NGSU health educator Karyn Smith (left) chats with Carl Surtman of Toledo during the Optimal Aging Community Fair.


BG Independent News

Speaking from 400 miles away in upstate New York, Esther Greenhouse, struck a nerve with those watching her in Bowling Green.

The environmental gerontologist was the keynote speaker at the Optimal Aging Community Fair at Bowling Green State University. Greenhouse projected an image of a parking meter kiosk as an example of poor design. You could almost hear the local audience groan. The City of Bowling Green installed such meters to considerable complaint.

Throughout her presentation, Greenhouse talked and showed images that could have come from just a few miles away: Four-lane roads that are hard to cross; old houses that require steps to enter; showers that require climbing into; sidewalks in poor repair; and rural roads with no sidewalks.

And when she took questions, those in the audience zeroed in on precisely those issues – rural transportation, roundabouts, and parking kiosks.

The problem with so many of these issues of public space, Greenhouse said, is that our built environment is designed for people driving vehicles. A small town has roads made so trucks can easily negotiate it, not so people can walk safely.

“We’ve put all out transportation eggs in one basket, vehicular traffic, primarily vehicles with one person in them,” Greenhouse said.

Those environments discourage people with limitations, whether age, disability, or logistical, from going out. And that makes their problems even worse.

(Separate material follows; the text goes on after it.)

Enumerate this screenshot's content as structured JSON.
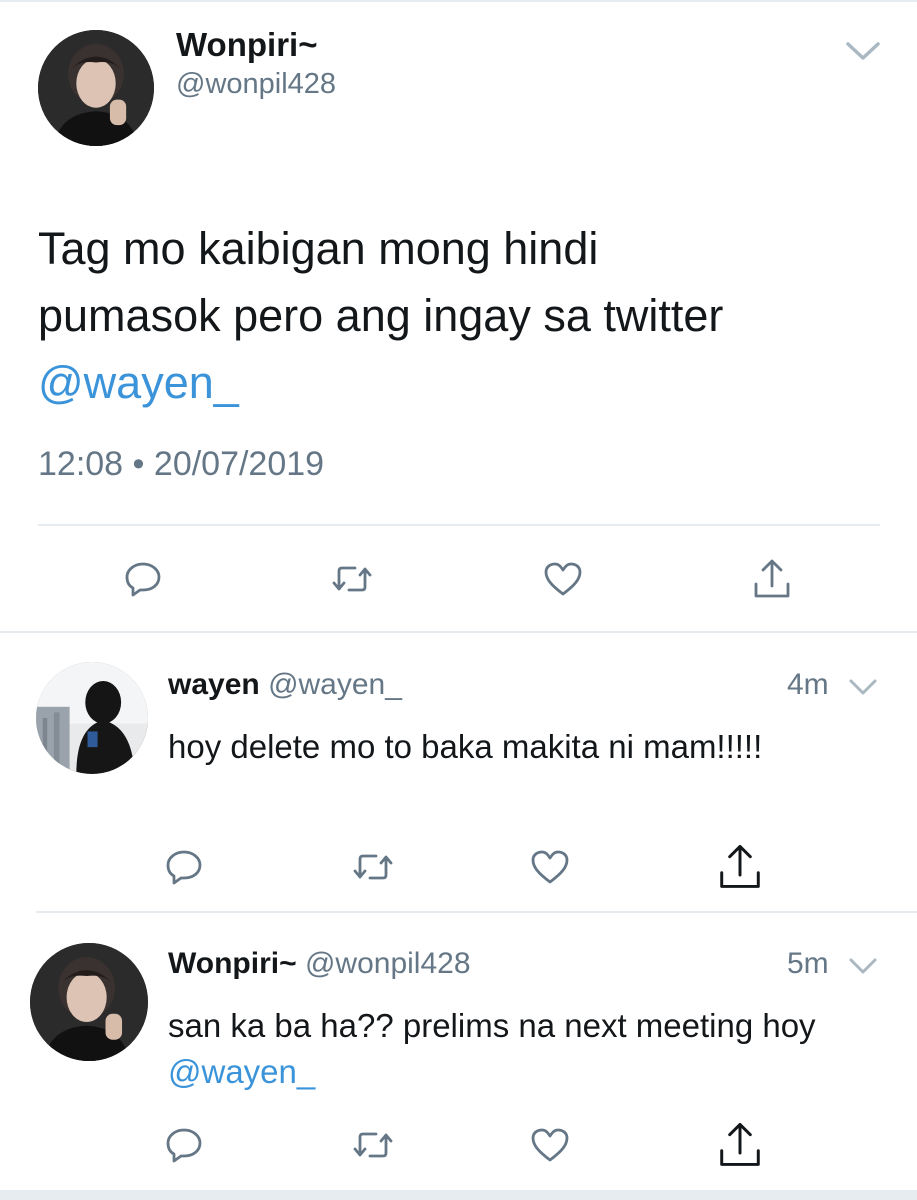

“The status quo is not benign,” she said. “We do not design for everyone.”

It discourages elders from getting out, making it harder for them to get the exercise, healthy food, and the social interaction they need. These kind of environments, paired with poorly designed homes, make it harder for people to age in place.

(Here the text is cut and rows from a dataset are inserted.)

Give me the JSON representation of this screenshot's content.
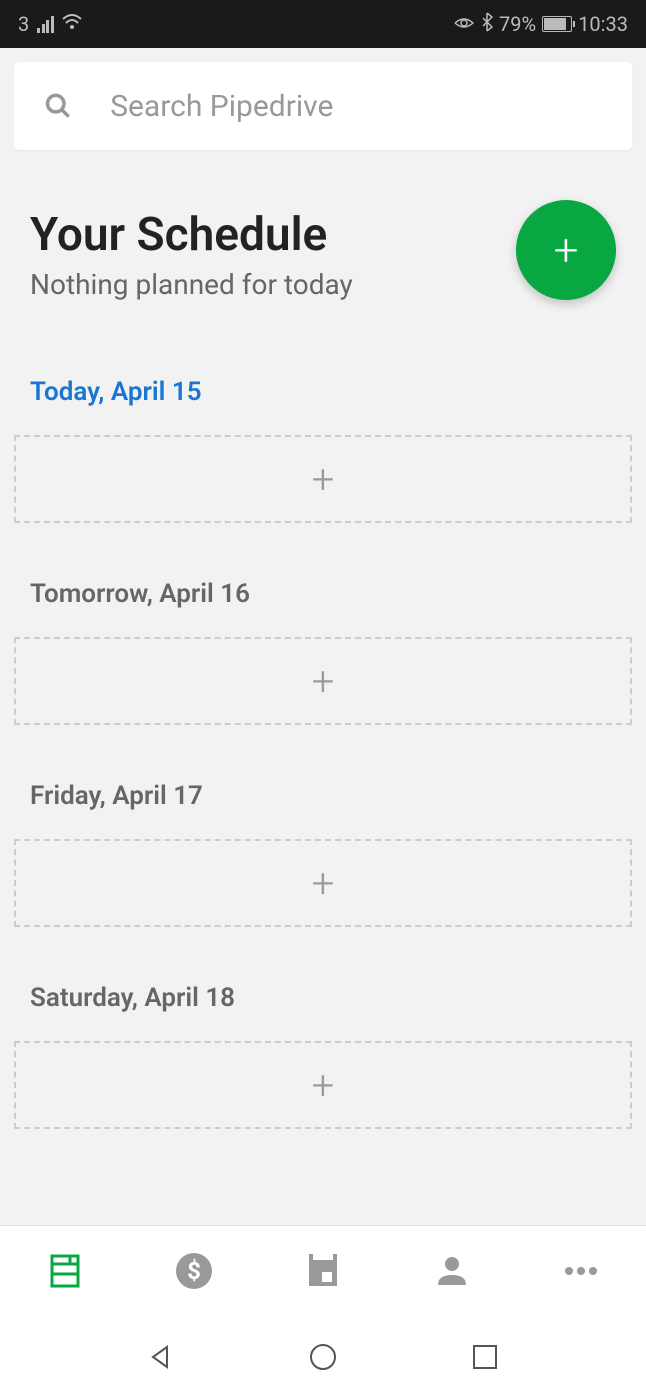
{
  "status_bar": {
    "network": "3",
    "battery_percent": "79%",
    "time": "10:33"
  },
  "search": {
    "placeholder": "Search Pipedrive"
  },
  "header": {
    "title": "Your Schedule",
    "subtitle": "Nothing planned for today"
  },
  "days": [
    {
      "label": "Today, April 15",
      "is_today": true
    },
    {
      "label": "Tomorrow, April 16",
      "is_today": false
    },
    {
      "label": "Friday, April 17",
      "is_today": false
    },
    {
      "label": "Saturday, April 18",
      "is_today": false
    }
  ],
  "tabs": [
    {
      "name": "schedule",
      "active": true
    },
    {
      "name": "deals",
      "active": false
    },
    {
      "name": "calendar",
      "active": false
    },
    {
      "name": "contacts",
      "active": false
    },
    {
      "name": "more",
      "active": false
    }
  ]
}
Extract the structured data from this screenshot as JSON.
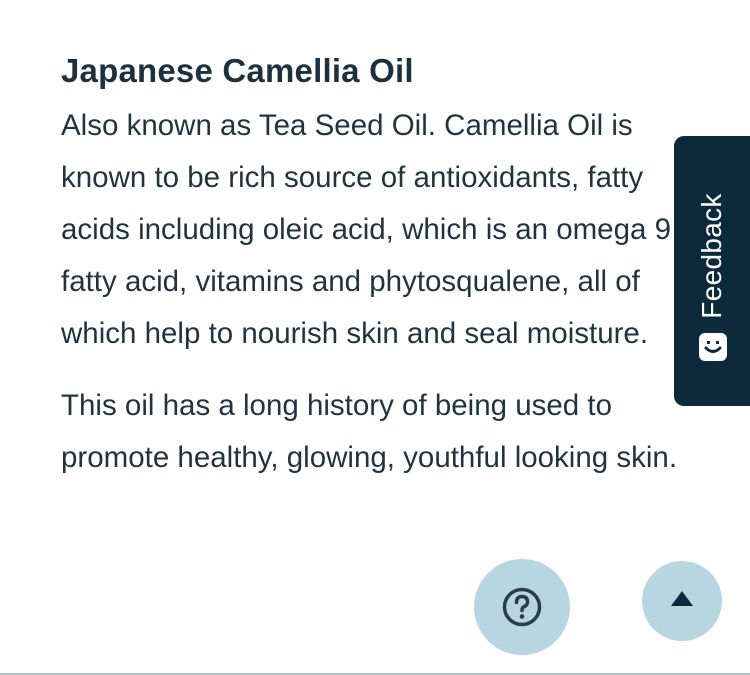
{
  "section": {
    "title": "Japanese Camellia Oil",
    "paragraphs": [
      "Also known as Tea Seed Oil. Camellia Oil is known to be rich source of antioxidants, fatty acids including oleic acid, which is an omega 9 fatty acid, vitamins and phytosqualene, all of which help to nourish skin and seal moisture.",
      "This oil has a long history of being used to promote healthy, glowing, youthful looking skin."
    ]
  },
  "feedback": {
    "label": "Feedback",
    "icon": "smiley-icon",
    "background": "#0d2a3c"
  },
  "help_button": {
    "icon": "question-circle-icon",
    "background": "#b7d6e1"
  },
  "scroll_top_button": {
    "icon": "caret-up-icon",
    "background": "#b7d6e1"
  }
}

Over and over Greenhouse asserted that such issues don’t only hurt the elderly and those with disabilities, but are problems for parents pushing strollers or people pulling luggage.

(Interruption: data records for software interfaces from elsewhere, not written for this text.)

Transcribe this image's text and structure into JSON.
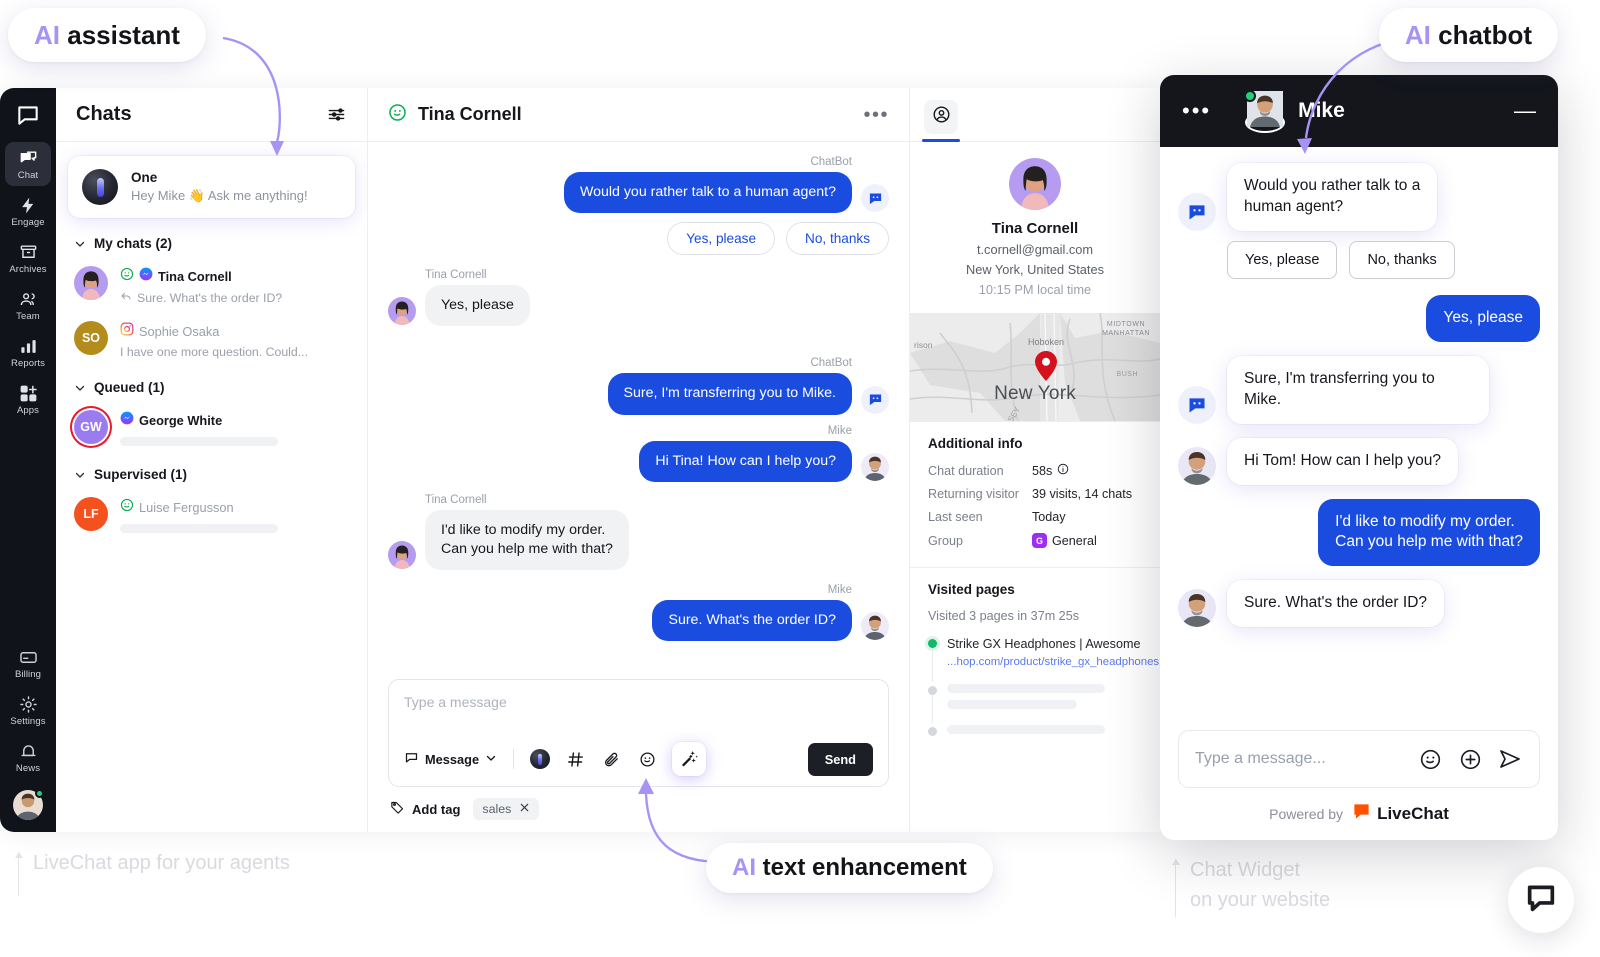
{
  "callouts": {
    "ai_assistant": {
      "prefix": "AI",
      "label": "assistant"
    },
    "ai_chatbot": {
      "prefix": "AI",
      "label": "chatbot"
    },
    "ai_text_enhancement": {
      "prefix": "AI",
      "label": "text enhancement"
    }
  },
  "captions": {
    "left": "LiveChat app for your agents",
    "right": "Chat Widget\non your website"
  },
  "rail": {
    "logo_icon": "livechat-logo-icon",
    "items": [
      {
        "label": "Chat",
        "icon": "chat-icon",
        "active": true
      },
      {
        "label": "Engage",
        "icon": "lightning-icon",
        "active": false
      },
      {
        "label": "Archives",
        "icon": "archive-icon",
        "active": false
      },
      {
        "label": "Team",
        "icon": "team-icon",
        "active": false
      },
      {
        "label": "Reports",
        "icon": "reports-icon",
        "active": false
      },
      {
        "label": "Apps",
        "icon": "apps-icon",
        "active": false
      }
    ],
    "bottom_items": [
      {
        "label": "Billing",
        "icon": "billing-icon"
      },
      {
        "label": "Settings",
        "icon": "gear-icon"
      },
      {
        "label": "News",
        "icon": "bell-icon"
      }
    ],
    "avatar_status": "online"
  },
  "chats": {
    "title": "Chats",
    "filter_icon": "filter-sliders-icon",
    "assistant": {
      "name": "One",
      "preview": "Hey Mike  👋 Ask me anything!"
    },
    "sections": [
      {
        "title": "My chats (2)",
        "items": [
          {
            "name": "Tina Cornell",
            "preview": "Sure. What's the order ID?",
            "initials": "",
            "channel": "messenger",
            "rating": "happy",
            "muted": false,
            "reply_icon": "reply-arrow-icon",
            "placeholder_bar": false,
            "avatar_color": "#b59cf0"
          },
          {
            "name": "Sophie Osaka",
            "preview": "I have one more question. Could...",
            "initials": "SO",
            "channel": "instagram",
            "rating": "",
            "muted": true,
            "reply_icon": "",
            "placeholder_bar": false,
            "avatar_color": "#b38c1c"
          }
        ]
      },
      {
        "title": "Queued (1)",
        "items": [
          {
            "name": "George White",
            "preview": "",
            "initials": "GW",
            "channel": "messenger",
            "rating": "",
            "muted": false,
            "reply_icon": "",
            "placeholder_bar": true,
            "avatar_color": "#9b7bf0",
            "ring": true
          }
        ]
      },
      {
        "title": "Supervised (1)",
        "items": [
          {
            "name": "Luise  Fergusson",
            "preview": "",
            "initials": "LF",
            "channel": "",
            "rating": "happy",
            "muted": true,
            "reply_icon": "",
            "placeholder_bar": true,
            "avatar_color": "#f4511e"
          }
        ]
      }
    ]
  },
  "conversation": {
    "title": "Tina Cornell",
    "rating_icon": "happy-face-icon",
    "more_icon": "more-dots-icon",
    "messages": [
      {
        "author": "ChatBot",
        "text": "Would you rather talk to a human agent?",
        "side": "out",
        "avatar": "bot"
      },
      {
        "author": "Tina Cornell",
        "text": "Yes, please",
        "side": "in",
        "avatar": "tina"
      },
      {
        "author": "ChatBot",
        "text": "Sure, I'm transferring you to Mike.",
        "side": "out",
        "avatar": "bot"
      },
      {
        "author": "Mike",
        "text": "Hi Tina! How can I help you?",
        "side": "out",
        "avatar": "mike"
      },
      {
        "author": "Tina Cornell",
        "text": "I'd like to modify my order.\nCan you help me with that?",
        "side": "in",
        "avatar": "tina"
      },
      {
        "author": "Mike",
        "text": "Sure. What's the order ID?",
        "side": "out",
        "avatar": "mike"
      }
    ],
    "quick_replies": [
      "Yes, please",
      "No, thanks"
    ],
    "composer": {
      "placeholder": "Type a message",
      "message_type": "Message",
      "chevron_icon": "chevron-down-icon",
      "tools": [
        "one-ai-icon",
        "hash-icon",
        "attachment-icon",
        "emoji-icon",
        "magic-wand-icon"
      ],
      "send_label": "Send"
    },
    "tags": {
      "add_label": "Add tag",
      "tag_icon": "tag-icon",
      "chips": [
        "sales"
      ],
      "remove_icon": "close-icon"
    }
  },
  "details": {
    "tab_icon": "person-circle-icon",
    "name": "Tina Cornell",
    "email": "t.cornell@gmail.com",
    "location": "New York, United States",
    "local_time": "10:15 PM local time",
    "map": {
      "city": "New York",
      "labels": [
        "MIDTOWN MANHATTAN",
        "Hoboken",
        "rison",
        "BUSH",
        "SEY"
      ],
      "pin_icon": "map-pin-icon"
    },
    "additional_info": {
      "title": "Additional info",
      "rows": [
        {
          "key": "Chat duration",
          "value": "58s",
          "icon": "info-icon"
        },
        {
          "key": "Returning visitor",
          "value": "39 visits, 14 chats",
          "icon": ""
        },
        {
          "key": "Last seen",
          "value": "Today",
          "icon": ""
        },
        {
          "key": "Group",
          "value": "General",
          "icon": "",
          "badge": "G"
        }
      ]
    },
    "visited_pages": {
      "title": "Visited pages",
      "summary": "Visited 3 pages in 37m 25s",
      "items": [
        {
          "title": "Strike GX Headphones | Awesome",
          "url": "...hop.com/product/strike_gx_headphones",
          "active": true
        },
        {
          "title": "",
          "url": "",
          "active": false
        },
        {
          "title": "",
          "url": "",
          "active": false
        }
      ]
    }
  },
  "widget": {
    "menu_icon": "more-dots-icon",
    "agent_name": "Mike",
    "agent_status": "online",
    "minimize_icon": "minimize-icon",
    "messages": [
      {
        "from": "bot",
        "text": "Would you rather talk to a\nhuman agent?",
        "side": "in"
      },
      {
        "from": "bot",
        "text": "Sure, I'm transferring you to Mike.",
        "side": "in"
      },
      {
        "from": "agent",
        "text": "Hi Tom! How can I help you?",
        "side": "in"
      },
      {
        "from": "visitor",
        "text": "I'd like to modify my order.\nCan you help me with that?",
        "side": "out"
      },
      {
        "from": "agent",
        "text": "Sure. What's the order ID?",
        "side": "in"
      }
    ],
    "visitor_reply": "Yes, please",
    "quick_replies": [
      "Yes, please",
      "No, thanks"
    ],
    "composer": {
      "placeholder": "Type a message...",
      "icons": [
        "emoji-icon",
        "plus-circle-icon",
        "send-icon"
      ]
    },
    "powered_by": "Powered by",
    "brand": "LiveChat"
  },
  "fab": {
    "icon": "chat-bubble-icon"
  },
  "colors": {
    "accent_blue": "#1a4ce0",
    "dark": "#14161c",
    "ai_purple": "#a893f5",
    "online_green": "#21d07a",
    "brand_orange": "#ff5100"
  }
}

Pedestrian “refuges,” where they can wait to finish crossing the street are helpful. In this regard roundabouts could be an improvement, she said.

It’s not only the public built environment that’s problematic. Even places designed for older adults have problems, such as doors that are too narrow for wheelchairs, no first-floor toilet, and stairways that lack two banisters or are poorly lit.

Removing these obstacles benefit someone who has trouble walking, but also someone carrying a child or a basket of laundry.

Greenhouse cited the lever door handle as a feature that works better for everyone than the standard round door knob.

Greenhouse noted that 80 percent of adults will “age in place,” but communities often don’t have the appropriate housing stock or services to meet their needs.

During a separate afternoon session, Greenhouse led about 30 conference attendees in a brainstorming exercises to study the conditions locally.

The attendees, themselves retirees, business people, community residents and officials, looked at issues such as access to healthy food, transportation, social opportunities, and housing. In the end, they were asked to rank those issues they considered the top priorities.

Transportation issues were seen as the top priority. A rural county posing particular problems in this regard. The second top priority was better communication about all the programs that exist to help older adults. The third was adequate housing.

These issues are especially pressing given the aging population. In 2000, there were 35 million Americans 65 or older. By 2030, that will have more than doubled to 72.1 million. By 2032, the AARP estimates Americans 50 and older will be responsible for 52 percent of the Gross Domestic Product and pay $740 billion in state and local taxes.

In designing an environment, she said officials need to make sure they are getting input from all parties involved. That would help avoid trying after the fact to figure out how to deal with flawed design.

This is the second year the Optimal Aging Community Fair has been presented by BGSU’s Optimal Aging Institute. In addition to discussions and speakers, there were displays from about 40 businesses and agencies.